Interface dataset entries:
──────

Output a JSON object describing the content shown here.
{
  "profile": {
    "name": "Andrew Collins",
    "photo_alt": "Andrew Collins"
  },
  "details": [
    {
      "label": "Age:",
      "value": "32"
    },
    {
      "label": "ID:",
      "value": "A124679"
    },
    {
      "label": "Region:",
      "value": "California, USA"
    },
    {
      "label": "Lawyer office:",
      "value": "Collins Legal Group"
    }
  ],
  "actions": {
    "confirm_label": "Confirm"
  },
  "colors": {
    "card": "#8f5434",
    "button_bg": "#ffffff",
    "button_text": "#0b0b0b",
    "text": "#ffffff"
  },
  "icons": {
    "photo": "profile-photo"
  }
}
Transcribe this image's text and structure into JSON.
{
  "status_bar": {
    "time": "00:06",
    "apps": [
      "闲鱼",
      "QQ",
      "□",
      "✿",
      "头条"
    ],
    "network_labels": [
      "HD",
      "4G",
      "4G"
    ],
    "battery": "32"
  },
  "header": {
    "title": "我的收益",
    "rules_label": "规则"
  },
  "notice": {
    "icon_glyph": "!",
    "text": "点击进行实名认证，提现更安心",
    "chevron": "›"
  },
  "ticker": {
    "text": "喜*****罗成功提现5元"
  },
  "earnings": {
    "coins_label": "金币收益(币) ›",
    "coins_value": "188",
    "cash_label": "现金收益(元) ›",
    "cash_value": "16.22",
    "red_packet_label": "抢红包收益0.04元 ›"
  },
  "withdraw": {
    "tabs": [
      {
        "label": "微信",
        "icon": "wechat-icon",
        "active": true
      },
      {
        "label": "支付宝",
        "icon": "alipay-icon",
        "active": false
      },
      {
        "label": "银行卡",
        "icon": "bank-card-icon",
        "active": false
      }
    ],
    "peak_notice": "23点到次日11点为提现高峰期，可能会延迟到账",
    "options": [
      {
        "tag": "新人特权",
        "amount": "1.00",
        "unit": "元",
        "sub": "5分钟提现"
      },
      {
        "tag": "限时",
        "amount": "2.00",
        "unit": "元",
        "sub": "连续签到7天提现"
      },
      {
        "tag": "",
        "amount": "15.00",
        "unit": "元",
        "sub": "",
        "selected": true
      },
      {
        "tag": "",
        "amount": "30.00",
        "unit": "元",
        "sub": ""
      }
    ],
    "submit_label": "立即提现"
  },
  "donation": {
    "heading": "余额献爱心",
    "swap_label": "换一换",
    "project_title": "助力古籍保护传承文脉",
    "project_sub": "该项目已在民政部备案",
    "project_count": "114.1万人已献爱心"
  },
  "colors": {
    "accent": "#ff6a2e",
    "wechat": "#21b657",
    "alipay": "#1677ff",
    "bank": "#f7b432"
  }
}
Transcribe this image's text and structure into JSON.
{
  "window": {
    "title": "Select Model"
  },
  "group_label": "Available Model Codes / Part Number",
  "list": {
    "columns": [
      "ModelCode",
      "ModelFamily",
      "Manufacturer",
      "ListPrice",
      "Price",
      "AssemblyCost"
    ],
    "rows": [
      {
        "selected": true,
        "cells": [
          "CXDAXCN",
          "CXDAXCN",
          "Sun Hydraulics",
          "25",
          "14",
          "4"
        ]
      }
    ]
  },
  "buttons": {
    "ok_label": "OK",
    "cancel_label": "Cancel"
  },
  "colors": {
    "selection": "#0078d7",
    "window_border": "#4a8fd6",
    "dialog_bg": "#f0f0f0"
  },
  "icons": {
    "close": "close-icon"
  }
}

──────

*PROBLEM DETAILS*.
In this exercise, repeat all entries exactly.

*FINISHED EXERCISE*.
Output a JSON object describing the content shown here.
{
  "profile": {
    "name": "Andrew Collins",
    "photo_alt": "Andrew Collins"
  },
  "details": [
    {
      "label": "Age:",
      "value": "32"
    },
    {
      "label": "ID:",
      "value": "A124679"
    },
    {
      "label": "Region:",
      "value": "California, USA"
    },
    {
      "label": "Lawyer office:",
      "value": "Collins Legal Group"
    }
  ],
  "actions": {
    "confirm_label": "Confirm"
  },
  "colors": {
    "card": "#8f5434",
    "button_bg": "#ffffff",
    "button_text": "#0b0b0b",
    "text": "#ffffff"
  },
  "icons": {
    "photo": "profile-photo"
  }
}
Transcribe this image's text and structure into JSON.
{
  "status_bar": {
    "time": "00:06",
    "apps": [
      "闲鱼",
      "QQ",
      "□",
      "✿",
      "头条"
    ],
    "network_labels": [
      "HD",
      "4G",
      "4G"
    ],
    "battery": "32"
  },
  "header": {
    "title": "我的收益",
    "rules_label": "规则"
  },
  "notice": {
    "icon_glyph": "!",
    "text": "点击进行实名认证，提现更安心",
    "chevron": "›"
  },
  "ticker": {
    "text": "喜*****罗成功提现5元"
  },
  "earnings": {
    "coins_label": "金币收益(币) ›",
    "coins_value": "188",
    "cash_label": "现金收益(元) ›",
    "cash_value": "16.22",
    "red_packet_label": "抢红包收益0.04元 ›"
  },
  "withdraw": {
    "tabs": [
      {
        "label": "微信",
        "icon": "wechat-icon",
        "active": true
      },
      {
        "label": "支付宝",
        "icon": "alipay-icon",
        "active": false
      },
      {
        "label": "银行卡",
        "icon": "bank-card-icon",
        "active": false
      }
    ],
    "peak_notice": "23点到次日11点为提现高峰期，可能会延迟到账",
    "options": [
      {
        "tag": "新人特权",
        "amount": "1.00",
        "unit": "元",
        "sub": "5分钟提现"
      },
      {
        "tag": "限时",
        "amount": "2.00",
        "unit": "元",
        "sub": "连续签到7天提现"
      },
      {
        "tag": "",
        "amount": "15.00",
        "unit": "元",
        "sub": "",
        "selected": true
      },
      {
        "tag": "",
        "amount": "30.00",
        "unit": "元",
        "sub": ""
      }
    ],
    "submit_label": "立即提现"
  },
  "donation": {
    "heading": "余额献爱心",
    "swap_label": "换一换",
    "project_title": "助力古籍保护传承文脉",
    "project_sub": "该项目已在民政部备案",
    "project_count": "114.1万人已献爱心"
  },
  "colors": {
    "accent": "#ff6a2e",
    "wechat": "#21b657",
    "alipay": "#1677ff",
    "bank": "#f7b432"
  }
}
Transcribe this image's text and structure into JSON.
{
  "window": {
    "title": "Select Model"
  },
  "group_label": "Available Model Codes / Part Number",
  "list": {
    "columns": [
      "ModelCode",
      "ModelFamily",
      "Manufacturer",
      "ListPrice",
      "Price",
      "AssemblyCost"
    ],
    "rows": [
      {
        "selected": true,
        "cells": [
          "CXDAXCN",
          "CXDAXCN",
          "Sun Hydraulics",
          "25",
          "14",
          "4"
        ]
      }
    ]
  },
  "buttons": {
    "ok_label": "OK",
    "cancel_label": "Cancel"
  },
  "colors": {
    "selection": "#0078d7",
    "window_border": "#4a8fd6",
    "dialog_bg": "#f0f0f0"
  },
  "icons": {
    "close": "close-icon"
  }
}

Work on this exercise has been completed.